”He opened the jar of pickles when no one else could. He was the only one in the house who wasn’t afraid to go into the basement by himself. He cut himself shaving, but no one kissed it or got excited about it. It was understood when it rained, he got the car and brought it around to the door. When anyone was sick, he went out to get the prescription filled. He took lots of pictures… but he was never in them.”
I’m a huge proponent of one-on-one time with kids. Maybe because my wife Rita and I have five kids, and any time spent with just one child was rare and precious. When it’s just you and your daughter, there’s finally a chance to talk about things that are really important. Big brother won’t make fun of what she’s trying to say. Little brother won’t interrupt with some goofy outburst, looking for attention. I encourage all dads to plan and cherish one-on-one time.
But my friend Chassyn, who grew up in upstate New York, reminded me that father-son-daughter time is pretty special too. She fondly remembers sitting with her younger brother while Dad shouted at the Bills or Sabres on TV. He often took them both fishing, and all three played catch in the backyard. When their father shared wisdom, brother and sister were both right there to soak it up. They competed, trying to impress Dad by being the first to identify the make and model of vehicles on the road just by their headlights or taillights. That’s a skill she learned from her dad and can’t stop doing to this day.
Having welcomed another generation, the entire family is still tight, and Chassyn credits her father. What makes her story even more special is the fact that Chassyn is a stepdaughter to this man who loves her so much. A fact she didn’t even know until she was almost a teenager.
So be a one-on-one dad. Be a son-plus-daughter dad. Be an all-in-this-together dad. And if the circumstance comes up, be a dad who treats your kids, stepkids, adopted kids, foster kids, and so on all the same.
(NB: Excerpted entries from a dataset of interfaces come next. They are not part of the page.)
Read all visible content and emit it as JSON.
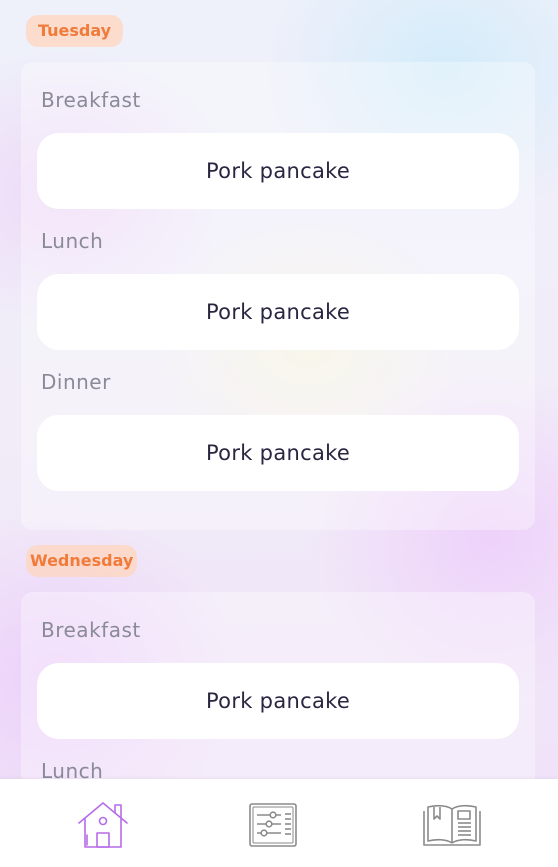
{
  "days": [
    {
      "name": "Tuesday",
      "meals": [
        {
          "label": "Breakfast",
          "dish": "Pork pancake"
        },
        {
          "label": "Lunch",
          "dish": "Pork pancake"
        },
        {
          "label": "Dinner",
          "dish": "Pork pancake"
        }
      ]
    },
    {
      "name": "Wednesday",
      "meals": [
        {
          "label": "Breakfast",
          "dish": "Pork pancake"
        },
        {
          "label": "Lunch",
          "dish": ""
        }
      ]
    }
  ],
  "tabbar": {
    "items": [
      {
        "icon": "home-icon",
        "active": true
      },
      {
        "icon": "sliders-icon",
        "active": false
      },
      {
        "icon": "book-icon",
        "active": false
      }
    ]
  },
  "colors": {
    "badge_text": "#f07b3a",
    "badge_bg": "#ffd6be",
    "active_icon": "#b66ce6",
    "inactive_icon": "#8a8a8a"
  }
}
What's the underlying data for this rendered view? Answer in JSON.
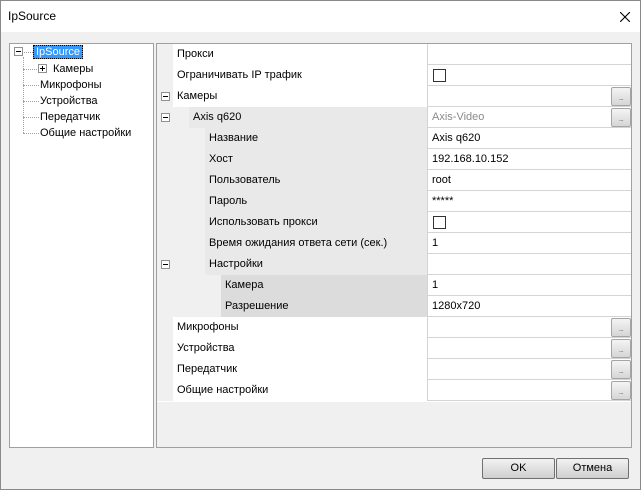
{
  "window": {
    "title": "IpSource"
  },
  "tree": {
    "root": "IpSource",
    "items": [
      {
        "label": "Камеры",
        "expandable": true
      },
      {
        "label": "Микрофоны",
        "expandable": false
      },
      {
        "label": "Устройства",
        "expandable": false
      },
      {
        "label": "Передатчик",
        "expandable": false
      },
      {
        "label": "Общие настройки",
        "expandable": false
      }
    ]
  },
  "grid": {
    "rows": [
      {
        "name": "Прокси",
        "value": ""
      },
      {
        "name": "Ограничивать IP трафик",
        "value": ""
      },
      {
        "name": "Камеры",
        "value": ""
      },
      {
        "name": "Axis q620",
        "value": "Axis-Video"
      },
      {
        "name": "Название",
        "value": "Axis q620"
      },
      {
        "name": "Хост",
        "value": "192.168.10.152"
      },
      {
        "name": "Пользователь",
        "value": "root"
      },
      {
        "name": "Пароль",
        "value": "*****"
      },
      {
        "name": "Использовать прокси",
        "value": ""
      },
      {
        "name": "Время ожидания ответа сети (сек.)",
        "value": "1"
      },
      {
        "name": "Настройки",
        "value": ""
      },
      {
        "name": "Камера",
        "value": "1"
      },
      {
        "name": "Разрешение",
        "value": "1280x720"
      },
      {
        "name": "Микрофоны",
        "value": ""
      },
      {
        "name": "Устройства",
        "value": ""
      },
      {
        "name": "Передатчик",
        "value": ""
      },
      {
        "name": "Общие настройки",
        "value": ""
      }
    ]
  },
  "buttons": {
    "ok": "OK",
    "cancel": "Отмена"
  },
  "icons": {
    "ellipsis": "..."
  }
}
The more, the merrier.
Are you looking for some great ways to connect with your daughter?
Read more in The Little Book of Big Ideas for Dads and Daughters by Jay Payleitner